verb (used without object), drank or (Nonstandard) drunk, drunk or, often, drank, drink·ing.
verb (used with object), drank or (Nonstandard) drunk, drunk or, often, drank, drink·ing.
- drink like a fish,
- drink to,
- drink to me only with thine eyes,
Origin of drink
The standard and most frequent form of the past participle of drink in both speech and writing is drunk : Who has drunk all the milk? However, perhaps because of the association of drunk with intoxication, drank is widely used as a past participle in speech by educated persons and must be considered an alternate standard form: The tourists had drank their fill of the scenery. See also drunk.
verb drinks, drinking, drank (dræŋk) or drunk (drʌŋk)
Word Origin for drink

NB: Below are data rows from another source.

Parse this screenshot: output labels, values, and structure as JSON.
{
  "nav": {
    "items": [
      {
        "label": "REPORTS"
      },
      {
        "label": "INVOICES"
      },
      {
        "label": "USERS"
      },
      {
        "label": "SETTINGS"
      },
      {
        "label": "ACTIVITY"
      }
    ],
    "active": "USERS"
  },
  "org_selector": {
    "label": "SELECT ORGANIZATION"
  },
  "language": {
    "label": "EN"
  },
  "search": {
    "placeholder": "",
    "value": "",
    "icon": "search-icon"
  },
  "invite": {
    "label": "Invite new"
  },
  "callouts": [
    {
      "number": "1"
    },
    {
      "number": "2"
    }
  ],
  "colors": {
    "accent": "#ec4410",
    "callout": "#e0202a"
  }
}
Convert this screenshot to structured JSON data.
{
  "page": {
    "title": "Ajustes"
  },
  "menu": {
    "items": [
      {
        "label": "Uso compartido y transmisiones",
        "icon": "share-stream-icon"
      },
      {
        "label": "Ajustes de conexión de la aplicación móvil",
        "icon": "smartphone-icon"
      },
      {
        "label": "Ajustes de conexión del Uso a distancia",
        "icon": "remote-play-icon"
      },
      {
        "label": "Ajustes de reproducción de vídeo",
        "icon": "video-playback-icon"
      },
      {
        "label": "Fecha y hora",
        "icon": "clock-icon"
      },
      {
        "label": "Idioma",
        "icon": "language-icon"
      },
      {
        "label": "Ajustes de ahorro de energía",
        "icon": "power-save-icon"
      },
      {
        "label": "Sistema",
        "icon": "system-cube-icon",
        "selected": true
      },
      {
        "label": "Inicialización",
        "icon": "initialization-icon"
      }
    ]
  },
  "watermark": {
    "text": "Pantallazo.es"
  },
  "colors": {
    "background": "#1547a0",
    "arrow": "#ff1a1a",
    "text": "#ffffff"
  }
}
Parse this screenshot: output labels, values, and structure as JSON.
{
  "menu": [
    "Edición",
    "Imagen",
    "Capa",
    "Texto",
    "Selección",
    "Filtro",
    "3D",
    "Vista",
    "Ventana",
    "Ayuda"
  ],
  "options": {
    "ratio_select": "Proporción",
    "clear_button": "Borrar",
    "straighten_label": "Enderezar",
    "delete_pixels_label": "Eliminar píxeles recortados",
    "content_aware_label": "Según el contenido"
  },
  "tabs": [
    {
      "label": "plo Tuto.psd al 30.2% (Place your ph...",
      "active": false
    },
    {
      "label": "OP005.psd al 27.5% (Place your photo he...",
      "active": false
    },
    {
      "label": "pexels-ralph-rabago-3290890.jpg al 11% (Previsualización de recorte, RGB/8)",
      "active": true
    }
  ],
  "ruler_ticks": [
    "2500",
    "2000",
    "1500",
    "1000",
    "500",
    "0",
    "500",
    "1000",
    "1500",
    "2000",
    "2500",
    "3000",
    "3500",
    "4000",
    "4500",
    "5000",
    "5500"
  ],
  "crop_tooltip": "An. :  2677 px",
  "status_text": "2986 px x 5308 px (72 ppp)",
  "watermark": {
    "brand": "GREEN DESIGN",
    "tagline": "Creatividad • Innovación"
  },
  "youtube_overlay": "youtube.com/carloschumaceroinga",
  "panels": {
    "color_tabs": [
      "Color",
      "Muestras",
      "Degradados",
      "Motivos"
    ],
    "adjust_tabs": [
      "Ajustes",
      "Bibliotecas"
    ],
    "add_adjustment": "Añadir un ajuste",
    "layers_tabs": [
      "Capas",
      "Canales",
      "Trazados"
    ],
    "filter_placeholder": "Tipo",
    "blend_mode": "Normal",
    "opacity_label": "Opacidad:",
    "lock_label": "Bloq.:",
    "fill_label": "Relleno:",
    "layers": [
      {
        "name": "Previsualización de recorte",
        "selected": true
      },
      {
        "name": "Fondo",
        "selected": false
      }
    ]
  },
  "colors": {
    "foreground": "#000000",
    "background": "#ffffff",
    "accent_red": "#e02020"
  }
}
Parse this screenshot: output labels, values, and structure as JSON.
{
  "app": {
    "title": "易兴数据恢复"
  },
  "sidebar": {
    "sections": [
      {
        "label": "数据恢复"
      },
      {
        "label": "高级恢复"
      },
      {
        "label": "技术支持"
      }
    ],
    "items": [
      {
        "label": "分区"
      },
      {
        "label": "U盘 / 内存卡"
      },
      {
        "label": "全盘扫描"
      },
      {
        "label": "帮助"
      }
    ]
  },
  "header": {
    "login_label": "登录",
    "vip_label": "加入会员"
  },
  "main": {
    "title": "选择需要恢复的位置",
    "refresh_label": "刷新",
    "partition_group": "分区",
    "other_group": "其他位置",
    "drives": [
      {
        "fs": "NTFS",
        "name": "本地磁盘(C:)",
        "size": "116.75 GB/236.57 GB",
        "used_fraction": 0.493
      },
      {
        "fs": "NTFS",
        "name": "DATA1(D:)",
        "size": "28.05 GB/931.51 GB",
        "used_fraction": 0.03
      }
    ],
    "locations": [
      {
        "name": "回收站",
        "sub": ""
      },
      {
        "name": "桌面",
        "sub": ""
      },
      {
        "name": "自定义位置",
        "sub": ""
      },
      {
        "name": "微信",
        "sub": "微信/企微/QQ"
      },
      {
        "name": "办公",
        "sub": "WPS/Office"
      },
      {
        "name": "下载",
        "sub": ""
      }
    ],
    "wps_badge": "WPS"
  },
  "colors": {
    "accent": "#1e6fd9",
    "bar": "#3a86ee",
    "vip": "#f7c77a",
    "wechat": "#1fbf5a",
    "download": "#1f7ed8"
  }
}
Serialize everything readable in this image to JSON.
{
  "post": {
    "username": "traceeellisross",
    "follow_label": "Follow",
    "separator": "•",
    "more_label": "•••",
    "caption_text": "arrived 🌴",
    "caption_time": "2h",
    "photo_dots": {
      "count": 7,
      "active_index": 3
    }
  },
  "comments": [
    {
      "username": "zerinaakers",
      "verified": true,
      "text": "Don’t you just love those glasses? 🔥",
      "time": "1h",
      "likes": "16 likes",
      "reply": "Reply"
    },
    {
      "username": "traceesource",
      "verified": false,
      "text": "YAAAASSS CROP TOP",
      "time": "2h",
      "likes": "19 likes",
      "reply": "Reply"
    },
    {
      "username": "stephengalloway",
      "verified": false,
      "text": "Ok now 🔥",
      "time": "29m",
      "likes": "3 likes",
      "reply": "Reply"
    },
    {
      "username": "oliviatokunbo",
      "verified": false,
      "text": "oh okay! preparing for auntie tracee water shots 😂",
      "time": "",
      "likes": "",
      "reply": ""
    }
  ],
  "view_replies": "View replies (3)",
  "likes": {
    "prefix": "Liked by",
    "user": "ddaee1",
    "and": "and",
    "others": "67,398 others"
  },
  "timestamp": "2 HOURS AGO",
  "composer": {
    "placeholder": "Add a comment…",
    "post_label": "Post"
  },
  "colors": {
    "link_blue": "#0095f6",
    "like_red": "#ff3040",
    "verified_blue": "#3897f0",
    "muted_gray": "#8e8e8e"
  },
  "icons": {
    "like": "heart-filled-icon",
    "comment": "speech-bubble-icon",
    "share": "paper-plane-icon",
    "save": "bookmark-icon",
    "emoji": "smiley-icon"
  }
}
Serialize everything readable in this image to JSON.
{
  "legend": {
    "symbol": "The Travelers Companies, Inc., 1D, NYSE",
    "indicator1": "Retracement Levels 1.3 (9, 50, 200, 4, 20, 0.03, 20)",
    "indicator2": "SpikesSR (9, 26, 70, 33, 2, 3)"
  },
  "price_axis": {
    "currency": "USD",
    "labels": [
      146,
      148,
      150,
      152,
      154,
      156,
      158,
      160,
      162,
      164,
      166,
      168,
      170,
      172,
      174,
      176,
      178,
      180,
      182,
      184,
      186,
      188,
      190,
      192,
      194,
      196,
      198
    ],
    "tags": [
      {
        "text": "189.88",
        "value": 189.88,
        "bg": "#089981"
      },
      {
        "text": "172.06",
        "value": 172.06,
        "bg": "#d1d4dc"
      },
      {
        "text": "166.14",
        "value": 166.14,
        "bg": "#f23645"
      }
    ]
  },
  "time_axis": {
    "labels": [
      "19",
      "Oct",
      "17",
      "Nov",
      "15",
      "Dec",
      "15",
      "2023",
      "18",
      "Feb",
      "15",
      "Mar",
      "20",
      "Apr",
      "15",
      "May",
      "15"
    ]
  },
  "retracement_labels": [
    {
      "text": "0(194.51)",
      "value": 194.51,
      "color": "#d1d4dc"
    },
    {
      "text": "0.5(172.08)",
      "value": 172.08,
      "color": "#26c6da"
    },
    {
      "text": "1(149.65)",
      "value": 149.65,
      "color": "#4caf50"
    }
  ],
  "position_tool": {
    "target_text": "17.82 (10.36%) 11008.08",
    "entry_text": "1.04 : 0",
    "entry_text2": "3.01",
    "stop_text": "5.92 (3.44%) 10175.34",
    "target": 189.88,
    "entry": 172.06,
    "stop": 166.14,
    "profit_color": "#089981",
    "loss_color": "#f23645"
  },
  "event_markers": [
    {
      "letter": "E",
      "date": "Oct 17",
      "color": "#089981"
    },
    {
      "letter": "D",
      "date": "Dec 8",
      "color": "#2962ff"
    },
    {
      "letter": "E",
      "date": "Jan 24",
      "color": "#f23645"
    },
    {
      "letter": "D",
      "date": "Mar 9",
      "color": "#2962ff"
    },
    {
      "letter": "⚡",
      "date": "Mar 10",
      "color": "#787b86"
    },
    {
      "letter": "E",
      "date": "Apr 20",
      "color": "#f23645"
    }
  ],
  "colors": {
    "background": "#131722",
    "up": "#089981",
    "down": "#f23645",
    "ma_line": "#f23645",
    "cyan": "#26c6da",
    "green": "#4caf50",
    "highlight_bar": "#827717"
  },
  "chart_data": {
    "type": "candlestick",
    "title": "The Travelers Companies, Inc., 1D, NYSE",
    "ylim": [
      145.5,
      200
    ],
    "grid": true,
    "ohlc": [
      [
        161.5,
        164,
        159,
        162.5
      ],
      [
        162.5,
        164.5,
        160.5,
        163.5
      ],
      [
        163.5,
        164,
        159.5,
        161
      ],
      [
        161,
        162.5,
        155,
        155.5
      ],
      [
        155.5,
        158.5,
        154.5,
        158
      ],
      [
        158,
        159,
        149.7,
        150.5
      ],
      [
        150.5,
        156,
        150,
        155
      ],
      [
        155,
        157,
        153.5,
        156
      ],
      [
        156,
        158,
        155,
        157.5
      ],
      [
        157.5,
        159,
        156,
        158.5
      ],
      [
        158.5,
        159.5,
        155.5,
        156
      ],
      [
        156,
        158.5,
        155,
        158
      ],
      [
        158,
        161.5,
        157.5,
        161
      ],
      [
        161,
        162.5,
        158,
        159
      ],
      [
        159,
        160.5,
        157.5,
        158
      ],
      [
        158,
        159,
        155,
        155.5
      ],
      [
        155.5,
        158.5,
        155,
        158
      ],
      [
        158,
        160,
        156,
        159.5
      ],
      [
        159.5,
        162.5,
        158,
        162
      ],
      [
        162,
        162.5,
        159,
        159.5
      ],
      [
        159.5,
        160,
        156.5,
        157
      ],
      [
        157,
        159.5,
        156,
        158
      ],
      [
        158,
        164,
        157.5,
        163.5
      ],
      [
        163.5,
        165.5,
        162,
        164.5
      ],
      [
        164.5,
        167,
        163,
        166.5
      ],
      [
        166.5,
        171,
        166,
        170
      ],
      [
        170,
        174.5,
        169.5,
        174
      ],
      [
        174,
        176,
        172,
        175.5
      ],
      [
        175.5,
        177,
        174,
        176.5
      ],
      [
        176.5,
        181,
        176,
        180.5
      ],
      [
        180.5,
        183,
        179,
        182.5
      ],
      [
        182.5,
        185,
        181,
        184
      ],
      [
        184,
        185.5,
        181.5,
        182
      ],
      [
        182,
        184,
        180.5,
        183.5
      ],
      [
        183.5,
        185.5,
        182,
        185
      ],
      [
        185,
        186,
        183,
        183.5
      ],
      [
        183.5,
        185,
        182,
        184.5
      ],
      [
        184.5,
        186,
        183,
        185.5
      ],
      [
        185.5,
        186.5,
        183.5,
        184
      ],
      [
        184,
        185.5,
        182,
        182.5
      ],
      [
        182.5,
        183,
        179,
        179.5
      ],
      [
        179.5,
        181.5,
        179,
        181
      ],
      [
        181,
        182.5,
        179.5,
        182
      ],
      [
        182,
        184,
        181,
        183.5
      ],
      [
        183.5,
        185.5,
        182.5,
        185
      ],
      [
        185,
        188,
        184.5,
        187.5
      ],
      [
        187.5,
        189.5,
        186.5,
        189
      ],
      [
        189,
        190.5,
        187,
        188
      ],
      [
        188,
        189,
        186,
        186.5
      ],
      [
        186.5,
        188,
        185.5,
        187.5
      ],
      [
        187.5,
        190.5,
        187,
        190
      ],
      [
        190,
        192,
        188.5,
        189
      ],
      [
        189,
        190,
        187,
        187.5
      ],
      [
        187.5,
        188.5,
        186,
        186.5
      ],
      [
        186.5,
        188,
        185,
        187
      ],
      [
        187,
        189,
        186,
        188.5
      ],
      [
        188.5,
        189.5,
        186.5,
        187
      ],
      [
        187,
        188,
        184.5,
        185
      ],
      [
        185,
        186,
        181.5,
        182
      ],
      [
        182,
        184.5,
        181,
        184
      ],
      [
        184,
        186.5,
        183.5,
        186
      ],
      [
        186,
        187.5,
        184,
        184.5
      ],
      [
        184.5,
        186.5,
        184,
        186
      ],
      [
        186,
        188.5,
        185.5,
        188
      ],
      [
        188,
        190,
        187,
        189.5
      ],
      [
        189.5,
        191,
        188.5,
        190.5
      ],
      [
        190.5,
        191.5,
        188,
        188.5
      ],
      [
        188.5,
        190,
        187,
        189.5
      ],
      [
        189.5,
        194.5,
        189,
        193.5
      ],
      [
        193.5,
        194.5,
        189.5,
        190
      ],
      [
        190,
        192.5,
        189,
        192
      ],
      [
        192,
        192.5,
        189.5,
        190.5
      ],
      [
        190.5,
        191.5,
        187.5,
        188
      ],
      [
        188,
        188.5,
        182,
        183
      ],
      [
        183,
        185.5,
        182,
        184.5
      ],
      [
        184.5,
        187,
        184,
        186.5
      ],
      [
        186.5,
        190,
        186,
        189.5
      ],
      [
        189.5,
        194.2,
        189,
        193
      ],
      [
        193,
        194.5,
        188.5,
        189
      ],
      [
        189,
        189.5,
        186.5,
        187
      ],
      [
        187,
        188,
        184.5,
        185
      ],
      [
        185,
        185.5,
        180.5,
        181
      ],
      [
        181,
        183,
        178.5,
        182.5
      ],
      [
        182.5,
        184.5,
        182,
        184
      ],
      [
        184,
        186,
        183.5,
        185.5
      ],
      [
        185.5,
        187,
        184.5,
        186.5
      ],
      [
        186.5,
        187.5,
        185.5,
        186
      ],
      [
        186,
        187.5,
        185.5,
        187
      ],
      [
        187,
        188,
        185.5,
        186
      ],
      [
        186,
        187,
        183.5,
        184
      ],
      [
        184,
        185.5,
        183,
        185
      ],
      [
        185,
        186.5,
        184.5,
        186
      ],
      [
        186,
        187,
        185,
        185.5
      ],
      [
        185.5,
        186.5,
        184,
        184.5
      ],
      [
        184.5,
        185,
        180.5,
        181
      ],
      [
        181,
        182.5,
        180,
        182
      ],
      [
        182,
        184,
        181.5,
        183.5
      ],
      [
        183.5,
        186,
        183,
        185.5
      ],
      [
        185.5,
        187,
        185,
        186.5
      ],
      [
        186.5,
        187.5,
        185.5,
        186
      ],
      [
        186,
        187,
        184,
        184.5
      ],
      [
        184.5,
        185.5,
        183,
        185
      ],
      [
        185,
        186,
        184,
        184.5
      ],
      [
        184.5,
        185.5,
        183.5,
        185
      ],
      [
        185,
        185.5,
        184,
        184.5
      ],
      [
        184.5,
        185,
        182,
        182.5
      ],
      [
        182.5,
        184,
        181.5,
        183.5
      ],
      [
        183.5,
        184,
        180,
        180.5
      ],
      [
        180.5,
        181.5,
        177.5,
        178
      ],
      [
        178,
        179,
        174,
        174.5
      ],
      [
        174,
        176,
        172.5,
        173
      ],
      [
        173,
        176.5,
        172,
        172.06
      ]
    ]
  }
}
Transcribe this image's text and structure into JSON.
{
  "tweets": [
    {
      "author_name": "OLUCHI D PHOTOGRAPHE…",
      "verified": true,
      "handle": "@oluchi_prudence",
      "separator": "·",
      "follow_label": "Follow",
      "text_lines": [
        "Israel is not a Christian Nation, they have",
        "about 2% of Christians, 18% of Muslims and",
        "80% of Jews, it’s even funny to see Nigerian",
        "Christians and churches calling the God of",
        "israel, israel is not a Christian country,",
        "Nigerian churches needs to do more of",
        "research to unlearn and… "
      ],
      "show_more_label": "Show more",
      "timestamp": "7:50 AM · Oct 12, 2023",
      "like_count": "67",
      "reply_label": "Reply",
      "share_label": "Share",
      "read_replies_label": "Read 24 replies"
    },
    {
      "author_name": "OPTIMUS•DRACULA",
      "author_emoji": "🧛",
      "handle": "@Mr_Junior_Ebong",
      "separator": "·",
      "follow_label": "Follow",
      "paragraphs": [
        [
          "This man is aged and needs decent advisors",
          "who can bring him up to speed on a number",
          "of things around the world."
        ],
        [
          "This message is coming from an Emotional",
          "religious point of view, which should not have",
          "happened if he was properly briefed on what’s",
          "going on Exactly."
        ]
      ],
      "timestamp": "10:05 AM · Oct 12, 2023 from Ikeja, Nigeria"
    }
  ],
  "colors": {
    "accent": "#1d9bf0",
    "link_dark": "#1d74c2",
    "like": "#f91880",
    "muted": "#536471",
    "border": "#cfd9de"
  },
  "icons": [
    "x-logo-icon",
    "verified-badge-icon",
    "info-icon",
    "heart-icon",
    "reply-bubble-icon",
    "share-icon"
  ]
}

Old English drincan "to drink," also "to swallow up, engulf" (class III strong verb; past tense dranc, past participle druncen), from Proto-Germanic *drengkan (cf. Old Saxon drinkan, Old Frisian drinka, Dutch drinken, Old High German trinkan, German trinken, Old Norse drekka, Gothic drigkan "to drink"), of uncertain origin, perhaps from a root meaning "to draw." Not found outside Germanic.
Most Indo-European words for this trace to PIE *po(i)- (cf. Greek pino, Latin biber, Irish ibim, Old Church Slavonic piti, Russian pit'; see imbibe).
The noun meaning "beverage, alcoholic beverage" was in late Old English.
The noun, AS. drinc, would normally have given southern drinch (cf. drench), but has been influenced by the verb. [Weekley]
To drink like a fish is first recorded 1747.
Salute a person or occasion with a toast, as in Let's drink to our continued success. [Early 1500s]
In addition to the idioms beginning with drink
- drink like a fish
- drink to
- drive someone crazy (to drink)
- into the drink
- meat and drink to
- nurse a drink